TASK TO COMPLETE: When you output the records, match them exactly and omit any picture they include.

[[ DATA FOR ANALYSIS, beginning ]]

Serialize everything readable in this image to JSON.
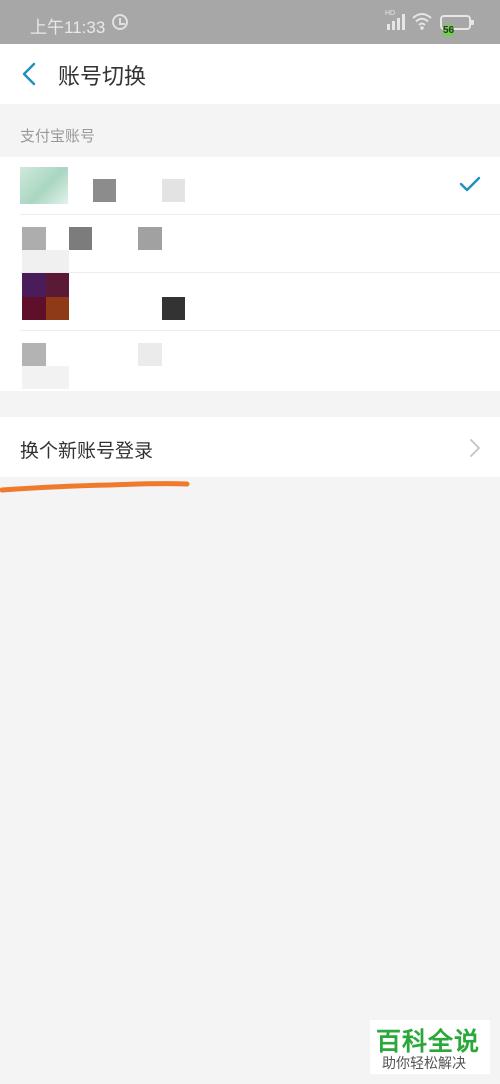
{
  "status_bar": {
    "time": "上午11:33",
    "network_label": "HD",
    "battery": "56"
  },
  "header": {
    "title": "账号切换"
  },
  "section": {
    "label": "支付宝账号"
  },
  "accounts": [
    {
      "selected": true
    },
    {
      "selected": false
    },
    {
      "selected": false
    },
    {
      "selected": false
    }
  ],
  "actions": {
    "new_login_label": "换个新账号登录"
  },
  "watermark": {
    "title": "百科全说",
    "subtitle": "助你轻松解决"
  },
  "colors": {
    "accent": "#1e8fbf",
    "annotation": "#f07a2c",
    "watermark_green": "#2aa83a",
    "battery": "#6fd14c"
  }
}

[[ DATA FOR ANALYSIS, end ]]

FINAL ANSWER:
Serialize everything readable in this image to JSON.
{
  "status_bar": {
    "time": "上午11:33",
    "network_label": "HD",
    "battery": "56"
  },
  "header": {
    "title": "账号切换"
  },
  "section": {
    "label": "支付宝账号"
  },
  "accounts": [
    {
      "selected": true
    },
    {
      "selected": false
    },
    {
      "selected": false
    },
    {
      "selected": false
    }
  ],
  "actions": {
    "new_login_label": "换个新账号登录"
  },
  "watermark": {
    "title": "百科全说",
    "subtitle": "助你轻松解决"
  },
  "colors": {
    "accent": "#1e8fbf",
    "annotation": "#f07a2c",
    "watermark_green": "#2aa83a",
    "battery": "#6fd14c"
  }
}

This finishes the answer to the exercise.